Tests that you typically create with the Robot Framework (e.g. User Acceptance Tests) tend to run a little longer than e.g. unit tests. It’s common that UATs run in hours and not in minutes. Even if you are able to move the test execution into the night it’s painful. Even parallizing test execution works only on the symptomes.
Let’s face it: From time to time it comes handy being able to determine where the Robot looses time. Time for Profiling!
The default output.xml log file contains basically all needed data. Each executed keyword has it’s own tag. Those tags have nested status elements noting the start and end time of the keyword execution. So all what’s missing are some tools for processing and analyzing those data…
Robot Framework’s time2csv.py
One tool is already part of the Robot Framework but it’s only included in the source code distribution. The python script “times2csv.py” calculates the execution time of each keyword and shows the results within the keyword call hierarchie. The data is written into a CSV file that can later be viewed and analyzed within a spread sheet, e.g. Excel.
This type of analysis works very well if you already know about the bottlenecks in your test suite and want to dig a little deeper to find some reasons. But if you have no clue yet what to look at you will be lost in data. (In one typical project the analysis had ~2.3 million rows with the largest file at around 900,000 rows…)
Profiling Robot Framework with robot_profiler.py
So what do you do if you have no clue where or what to look at? Or if you assume that your tests have a “time leak” – keywords that are just a little bit slow and that are called many many times… For this situation you need a different analysis style: the execution time summed up per keyword and the average execution time per keyword.
For this purpose I created a little Python script.
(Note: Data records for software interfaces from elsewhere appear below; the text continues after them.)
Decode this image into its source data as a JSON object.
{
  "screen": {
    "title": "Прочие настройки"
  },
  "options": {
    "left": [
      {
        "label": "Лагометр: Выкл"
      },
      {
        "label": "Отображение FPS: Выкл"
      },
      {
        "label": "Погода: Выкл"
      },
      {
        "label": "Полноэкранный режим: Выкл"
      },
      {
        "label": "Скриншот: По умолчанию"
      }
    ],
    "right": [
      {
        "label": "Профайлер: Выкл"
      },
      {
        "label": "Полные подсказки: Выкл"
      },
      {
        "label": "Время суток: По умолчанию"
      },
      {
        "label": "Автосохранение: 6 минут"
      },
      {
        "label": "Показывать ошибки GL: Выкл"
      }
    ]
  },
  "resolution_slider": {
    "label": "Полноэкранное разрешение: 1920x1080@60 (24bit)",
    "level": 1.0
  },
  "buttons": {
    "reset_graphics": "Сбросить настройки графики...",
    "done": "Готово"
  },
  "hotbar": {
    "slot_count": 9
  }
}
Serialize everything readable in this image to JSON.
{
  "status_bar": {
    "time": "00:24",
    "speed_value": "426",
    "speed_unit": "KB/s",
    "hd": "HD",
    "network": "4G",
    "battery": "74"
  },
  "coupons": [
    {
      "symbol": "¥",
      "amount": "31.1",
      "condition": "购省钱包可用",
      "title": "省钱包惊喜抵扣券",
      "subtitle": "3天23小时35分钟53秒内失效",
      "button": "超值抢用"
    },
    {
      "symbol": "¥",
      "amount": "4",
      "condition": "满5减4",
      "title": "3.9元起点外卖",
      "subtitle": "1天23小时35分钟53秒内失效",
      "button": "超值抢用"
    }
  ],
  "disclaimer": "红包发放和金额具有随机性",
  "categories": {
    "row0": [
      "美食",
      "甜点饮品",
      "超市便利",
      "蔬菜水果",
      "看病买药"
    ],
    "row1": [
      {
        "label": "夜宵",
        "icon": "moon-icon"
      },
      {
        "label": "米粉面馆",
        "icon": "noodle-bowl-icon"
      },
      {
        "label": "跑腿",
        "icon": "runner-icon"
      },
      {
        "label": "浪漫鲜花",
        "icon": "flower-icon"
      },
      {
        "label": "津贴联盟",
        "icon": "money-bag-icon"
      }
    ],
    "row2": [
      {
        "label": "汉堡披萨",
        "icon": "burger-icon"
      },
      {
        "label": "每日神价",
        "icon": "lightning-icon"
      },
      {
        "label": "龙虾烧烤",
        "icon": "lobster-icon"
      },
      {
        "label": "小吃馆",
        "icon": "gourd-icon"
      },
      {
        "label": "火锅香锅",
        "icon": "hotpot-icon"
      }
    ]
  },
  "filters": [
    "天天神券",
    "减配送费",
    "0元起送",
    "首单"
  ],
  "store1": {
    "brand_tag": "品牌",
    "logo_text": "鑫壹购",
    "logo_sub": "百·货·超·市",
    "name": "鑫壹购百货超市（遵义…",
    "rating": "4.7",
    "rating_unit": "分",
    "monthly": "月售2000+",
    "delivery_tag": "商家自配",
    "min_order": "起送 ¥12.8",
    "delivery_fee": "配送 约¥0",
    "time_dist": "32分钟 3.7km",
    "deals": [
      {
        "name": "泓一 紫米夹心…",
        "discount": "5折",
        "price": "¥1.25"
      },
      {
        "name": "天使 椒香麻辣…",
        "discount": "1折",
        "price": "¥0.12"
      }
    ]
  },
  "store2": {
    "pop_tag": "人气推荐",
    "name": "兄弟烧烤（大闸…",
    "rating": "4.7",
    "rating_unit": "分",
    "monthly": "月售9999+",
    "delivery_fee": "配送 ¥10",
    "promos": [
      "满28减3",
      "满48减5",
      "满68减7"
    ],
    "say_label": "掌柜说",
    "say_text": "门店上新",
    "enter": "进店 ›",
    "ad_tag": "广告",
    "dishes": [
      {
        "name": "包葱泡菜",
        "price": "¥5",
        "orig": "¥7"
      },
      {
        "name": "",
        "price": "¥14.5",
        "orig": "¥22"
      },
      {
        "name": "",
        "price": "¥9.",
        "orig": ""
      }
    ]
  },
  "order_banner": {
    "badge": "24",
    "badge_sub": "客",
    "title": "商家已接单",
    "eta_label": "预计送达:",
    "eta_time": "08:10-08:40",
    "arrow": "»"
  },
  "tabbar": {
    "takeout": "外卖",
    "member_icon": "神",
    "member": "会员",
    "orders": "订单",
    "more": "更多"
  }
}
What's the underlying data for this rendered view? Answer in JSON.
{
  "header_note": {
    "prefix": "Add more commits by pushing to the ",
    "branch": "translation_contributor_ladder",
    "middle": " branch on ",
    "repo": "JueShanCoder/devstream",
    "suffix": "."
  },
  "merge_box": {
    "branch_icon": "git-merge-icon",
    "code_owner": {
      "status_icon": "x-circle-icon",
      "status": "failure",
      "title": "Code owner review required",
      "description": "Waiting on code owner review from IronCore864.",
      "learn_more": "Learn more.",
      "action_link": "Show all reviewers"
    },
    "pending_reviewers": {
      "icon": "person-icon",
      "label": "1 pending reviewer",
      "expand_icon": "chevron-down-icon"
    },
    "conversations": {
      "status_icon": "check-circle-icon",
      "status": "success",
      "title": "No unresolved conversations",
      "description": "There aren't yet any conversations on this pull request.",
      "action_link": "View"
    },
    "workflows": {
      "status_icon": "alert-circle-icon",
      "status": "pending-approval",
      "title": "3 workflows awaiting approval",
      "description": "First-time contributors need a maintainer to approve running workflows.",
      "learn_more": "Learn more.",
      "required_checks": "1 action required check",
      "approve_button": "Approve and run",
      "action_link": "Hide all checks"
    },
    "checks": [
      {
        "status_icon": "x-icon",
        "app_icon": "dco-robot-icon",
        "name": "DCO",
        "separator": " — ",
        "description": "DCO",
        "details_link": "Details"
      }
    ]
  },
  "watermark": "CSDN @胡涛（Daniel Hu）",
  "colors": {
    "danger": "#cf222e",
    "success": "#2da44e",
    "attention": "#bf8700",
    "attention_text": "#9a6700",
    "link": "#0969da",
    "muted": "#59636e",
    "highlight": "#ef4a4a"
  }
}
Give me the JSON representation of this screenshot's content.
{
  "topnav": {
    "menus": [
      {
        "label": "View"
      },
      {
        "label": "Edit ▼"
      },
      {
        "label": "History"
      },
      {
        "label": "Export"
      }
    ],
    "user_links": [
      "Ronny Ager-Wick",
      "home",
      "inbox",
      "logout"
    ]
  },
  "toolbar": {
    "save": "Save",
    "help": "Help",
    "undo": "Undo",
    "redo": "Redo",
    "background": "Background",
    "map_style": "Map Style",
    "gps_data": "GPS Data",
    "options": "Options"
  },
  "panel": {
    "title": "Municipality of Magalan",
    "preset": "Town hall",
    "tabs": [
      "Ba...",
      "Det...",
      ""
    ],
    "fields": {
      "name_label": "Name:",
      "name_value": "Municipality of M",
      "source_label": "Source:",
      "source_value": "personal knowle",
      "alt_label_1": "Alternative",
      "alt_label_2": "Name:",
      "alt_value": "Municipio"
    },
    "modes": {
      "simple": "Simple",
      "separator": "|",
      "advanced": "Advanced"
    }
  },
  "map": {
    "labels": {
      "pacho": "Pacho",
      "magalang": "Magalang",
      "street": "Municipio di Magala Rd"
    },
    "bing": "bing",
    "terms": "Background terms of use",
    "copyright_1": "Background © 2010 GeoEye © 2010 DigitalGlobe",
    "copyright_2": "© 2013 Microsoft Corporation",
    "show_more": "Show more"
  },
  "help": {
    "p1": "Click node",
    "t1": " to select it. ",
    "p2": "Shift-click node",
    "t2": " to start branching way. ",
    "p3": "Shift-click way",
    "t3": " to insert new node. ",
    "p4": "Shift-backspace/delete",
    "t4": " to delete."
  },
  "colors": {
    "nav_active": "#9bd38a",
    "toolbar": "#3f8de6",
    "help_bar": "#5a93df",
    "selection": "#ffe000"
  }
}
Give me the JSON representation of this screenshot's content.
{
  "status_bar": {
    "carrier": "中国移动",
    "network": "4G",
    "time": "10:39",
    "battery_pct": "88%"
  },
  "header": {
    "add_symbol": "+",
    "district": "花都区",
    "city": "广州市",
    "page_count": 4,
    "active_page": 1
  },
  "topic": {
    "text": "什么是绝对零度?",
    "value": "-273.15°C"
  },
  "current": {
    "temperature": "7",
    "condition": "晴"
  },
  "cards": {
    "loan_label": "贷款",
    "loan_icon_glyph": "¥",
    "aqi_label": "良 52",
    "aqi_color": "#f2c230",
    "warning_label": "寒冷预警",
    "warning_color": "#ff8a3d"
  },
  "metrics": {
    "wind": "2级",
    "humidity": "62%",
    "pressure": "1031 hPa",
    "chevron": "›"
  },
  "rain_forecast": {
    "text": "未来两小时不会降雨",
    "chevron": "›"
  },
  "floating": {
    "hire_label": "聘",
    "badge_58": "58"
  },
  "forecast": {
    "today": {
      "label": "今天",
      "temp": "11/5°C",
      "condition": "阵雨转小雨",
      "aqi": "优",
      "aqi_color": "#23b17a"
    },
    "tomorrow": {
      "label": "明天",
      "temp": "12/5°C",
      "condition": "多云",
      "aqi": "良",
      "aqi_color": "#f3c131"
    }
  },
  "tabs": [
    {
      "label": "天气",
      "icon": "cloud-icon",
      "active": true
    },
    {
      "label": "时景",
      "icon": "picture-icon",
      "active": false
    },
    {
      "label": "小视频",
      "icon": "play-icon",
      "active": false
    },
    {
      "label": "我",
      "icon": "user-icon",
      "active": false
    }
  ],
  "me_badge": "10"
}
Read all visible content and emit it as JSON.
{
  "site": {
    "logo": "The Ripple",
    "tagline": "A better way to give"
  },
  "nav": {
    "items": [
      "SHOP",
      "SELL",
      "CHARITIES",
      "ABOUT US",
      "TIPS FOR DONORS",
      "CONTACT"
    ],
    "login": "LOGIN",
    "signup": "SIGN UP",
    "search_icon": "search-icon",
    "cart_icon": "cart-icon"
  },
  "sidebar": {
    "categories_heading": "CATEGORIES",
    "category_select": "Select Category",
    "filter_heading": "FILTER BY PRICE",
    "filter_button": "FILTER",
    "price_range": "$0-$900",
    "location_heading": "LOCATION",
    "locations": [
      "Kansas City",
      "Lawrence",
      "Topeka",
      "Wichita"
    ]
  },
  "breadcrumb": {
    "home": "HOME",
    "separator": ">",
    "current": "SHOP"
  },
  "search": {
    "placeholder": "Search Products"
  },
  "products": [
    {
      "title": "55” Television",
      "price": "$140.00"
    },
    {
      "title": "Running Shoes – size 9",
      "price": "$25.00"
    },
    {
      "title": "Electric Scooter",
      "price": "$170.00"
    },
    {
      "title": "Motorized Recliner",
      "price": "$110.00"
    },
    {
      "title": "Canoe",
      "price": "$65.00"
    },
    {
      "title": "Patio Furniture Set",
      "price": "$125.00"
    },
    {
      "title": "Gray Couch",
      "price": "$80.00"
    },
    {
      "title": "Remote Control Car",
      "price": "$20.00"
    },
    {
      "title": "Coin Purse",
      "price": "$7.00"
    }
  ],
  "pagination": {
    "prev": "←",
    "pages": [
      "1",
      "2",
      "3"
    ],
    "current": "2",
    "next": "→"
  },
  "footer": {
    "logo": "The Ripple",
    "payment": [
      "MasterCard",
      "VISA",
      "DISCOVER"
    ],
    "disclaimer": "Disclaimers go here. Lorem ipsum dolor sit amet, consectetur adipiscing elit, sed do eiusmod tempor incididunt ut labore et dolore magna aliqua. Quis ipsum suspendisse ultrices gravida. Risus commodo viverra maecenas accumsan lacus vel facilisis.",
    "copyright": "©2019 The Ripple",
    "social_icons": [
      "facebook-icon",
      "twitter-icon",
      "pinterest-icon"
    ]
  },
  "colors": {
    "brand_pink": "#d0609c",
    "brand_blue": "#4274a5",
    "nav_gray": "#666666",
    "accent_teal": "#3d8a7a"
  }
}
It is available on GitHub.
The script recognizes the following command line parameters:
usage: robot_profiler.py [-h] [-e ENCODING] [-s SEPARATOR] [-l LOCALE] input_file_name [output_file_name] positional arguments: input_file_name The output.xml file to read from. output_file_name The file to write the profiler data to. optional arguments: -h, --help show this help message and exit -e ENCODING, --encoding ENCODING Encoding for output file. -s SEPARATOR, --separator SEPARATOR Separator used in output file. -l LOCALE, --locale LOCALE Locale used for number formatting.
If no output file name is given the name (and path) of the input file name is taken with .csv as the new extension.
-l are optional. They can be used to set the file encoding, the field separator and the localization of the number format. The default values for these parameters are chosen as sensible as possible and create a csv file ready to be used with Excel (a rather typical use case I suppose…): it uses cp1252 as encoding (Windows standard), semicolon as field separator (Excel does not recognize comma as separator of a csv file – for whatever reason…). If you need a TSV file (tab separated values) you can use
-s \t. The localization option uses no explicit default value – it uses the plattform’s default locale. Please note that valid values for
-l might be plattform depending. E.g. the code for “German” is
de_DE on Linux but
German on Windows…
When using this scipt in real life projects I suggest using Python instead of Jython. Jython seems to be quite wasteful in terms of memory consumption. Even if it doesn’t crash with some error message it’ll take you hours to get results. If you don’t want to install Python just for this purpose I recommend using PortablePython.
The script creates an output file ready to be opened in MS Excel by double clicking. Beside the (fully qualified) keyword identifier it shows the number of occurrences (calls), the total keyword execution time, and the average keyword execution time.
When looking for bottlenecks I prefer loading the output into a spreadsheet, filtering for an average runtime of 1 sec or longer and sorting the result by the average runtime column. Usually this should lead to some good starting points for more in depth analysis.
Happy Testing 🙂